### What to do
Please return every line of the records that contains the word "JSON".

### The records
* * *
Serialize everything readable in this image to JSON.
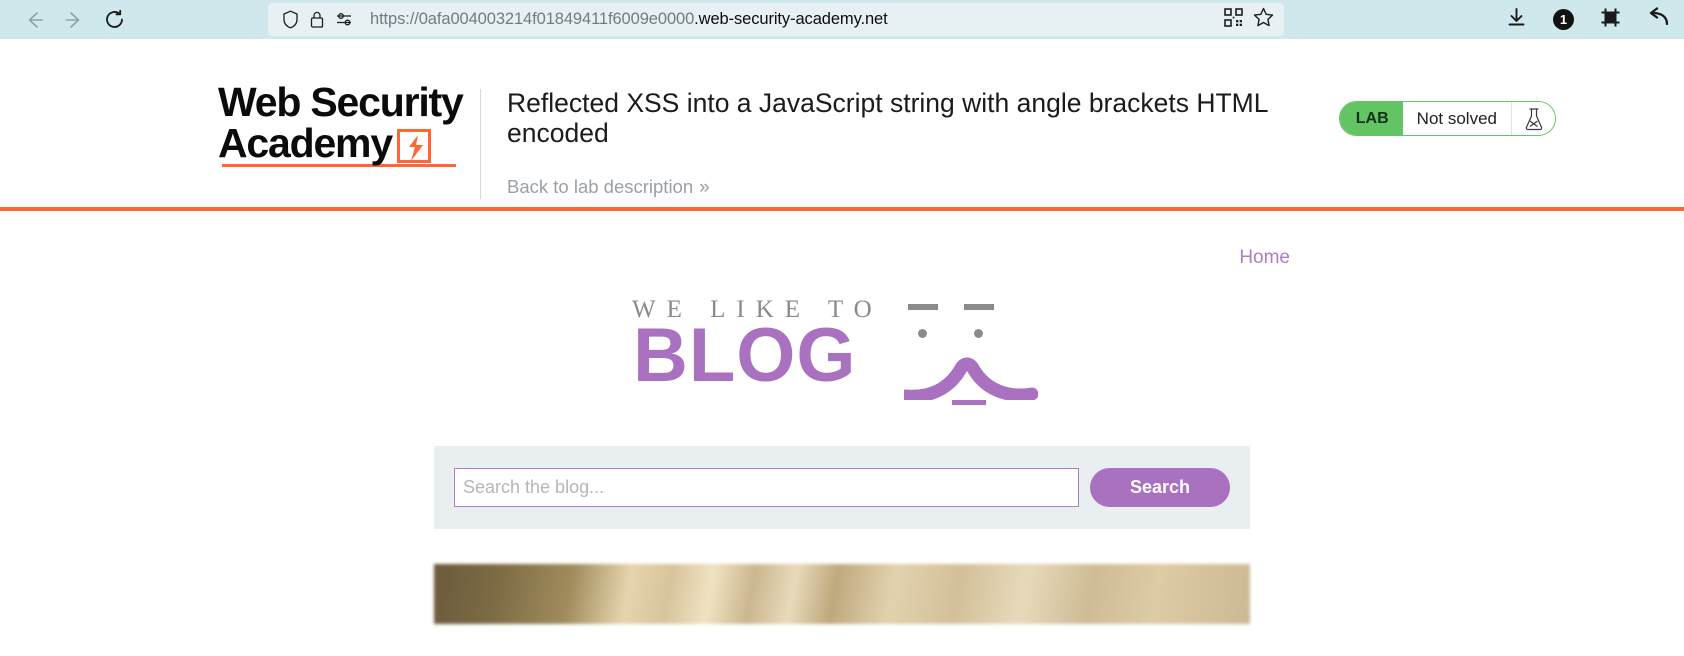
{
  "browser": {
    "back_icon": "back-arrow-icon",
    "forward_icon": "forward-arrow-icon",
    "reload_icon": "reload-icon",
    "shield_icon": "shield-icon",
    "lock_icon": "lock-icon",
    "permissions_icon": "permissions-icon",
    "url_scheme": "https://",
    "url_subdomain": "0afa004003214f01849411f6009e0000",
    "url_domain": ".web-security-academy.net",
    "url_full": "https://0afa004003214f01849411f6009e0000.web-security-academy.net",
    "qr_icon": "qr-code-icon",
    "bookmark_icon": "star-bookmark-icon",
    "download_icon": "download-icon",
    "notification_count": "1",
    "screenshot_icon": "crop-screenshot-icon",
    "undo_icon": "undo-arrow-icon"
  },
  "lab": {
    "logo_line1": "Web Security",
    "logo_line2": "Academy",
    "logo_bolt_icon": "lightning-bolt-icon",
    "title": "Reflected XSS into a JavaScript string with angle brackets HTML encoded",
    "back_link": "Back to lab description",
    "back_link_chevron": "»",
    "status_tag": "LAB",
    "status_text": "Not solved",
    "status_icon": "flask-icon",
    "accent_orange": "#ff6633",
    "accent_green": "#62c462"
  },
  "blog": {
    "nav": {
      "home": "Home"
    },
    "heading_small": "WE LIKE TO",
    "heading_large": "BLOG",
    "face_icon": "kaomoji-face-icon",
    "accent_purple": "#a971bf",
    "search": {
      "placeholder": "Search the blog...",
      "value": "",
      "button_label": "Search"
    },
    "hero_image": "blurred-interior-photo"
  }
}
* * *
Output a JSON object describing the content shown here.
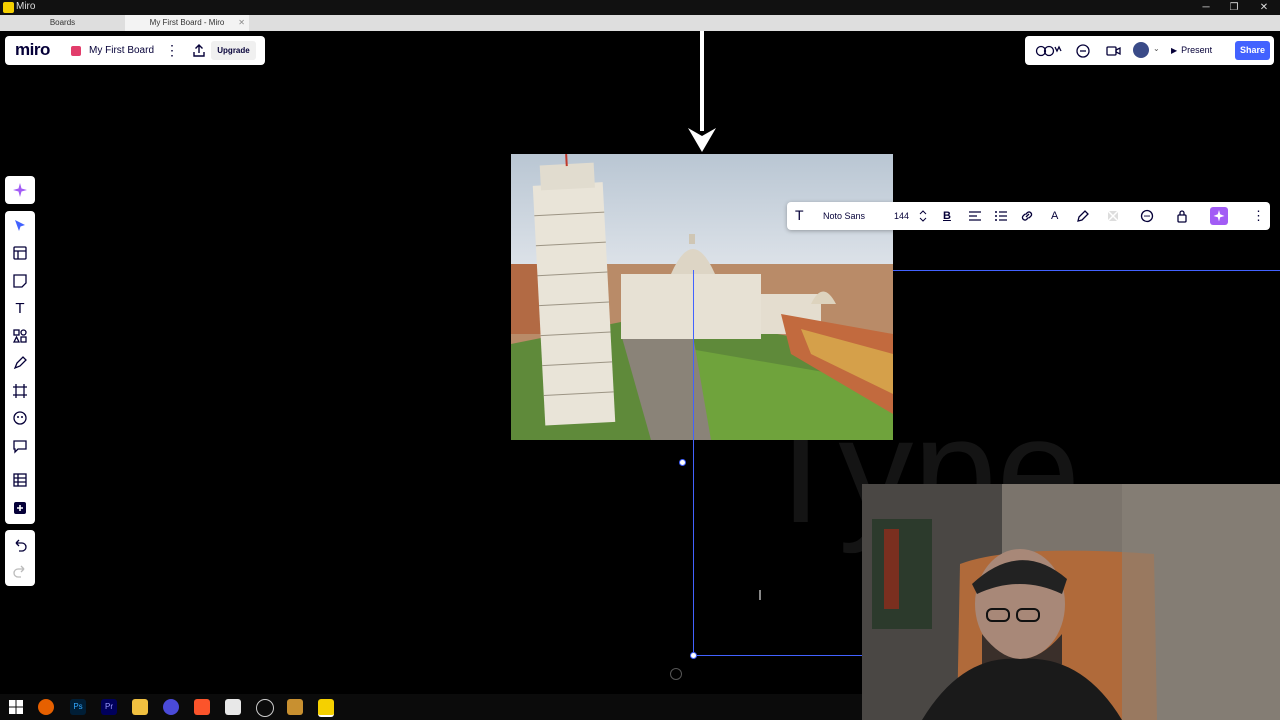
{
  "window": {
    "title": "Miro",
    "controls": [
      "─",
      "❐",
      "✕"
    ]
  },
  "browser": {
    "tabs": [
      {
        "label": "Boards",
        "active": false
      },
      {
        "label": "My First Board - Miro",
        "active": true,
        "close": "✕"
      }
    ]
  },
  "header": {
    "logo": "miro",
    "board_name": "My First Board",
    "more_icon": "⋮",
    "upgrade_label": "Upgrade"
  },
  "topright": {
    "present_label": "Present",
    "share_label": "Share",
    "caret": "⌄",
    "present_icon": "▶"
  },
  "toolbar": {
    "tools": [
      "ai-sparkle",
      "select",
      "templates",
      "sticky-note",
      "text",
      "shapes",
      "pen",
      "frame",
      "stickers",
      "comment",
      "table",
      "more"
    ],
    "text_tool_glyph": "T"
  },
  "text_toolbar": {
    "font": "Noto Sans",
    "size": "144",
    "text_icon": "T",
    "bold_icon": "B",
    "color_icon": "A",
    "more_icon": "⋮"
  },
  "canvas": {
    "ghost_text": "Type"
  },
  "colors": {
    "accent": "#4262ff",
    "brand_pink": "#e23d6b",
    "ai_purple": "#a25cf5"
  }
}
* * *
### Written answer
Serialize everything readable in this image to JSON.
Output a JSON object describing the content shown here.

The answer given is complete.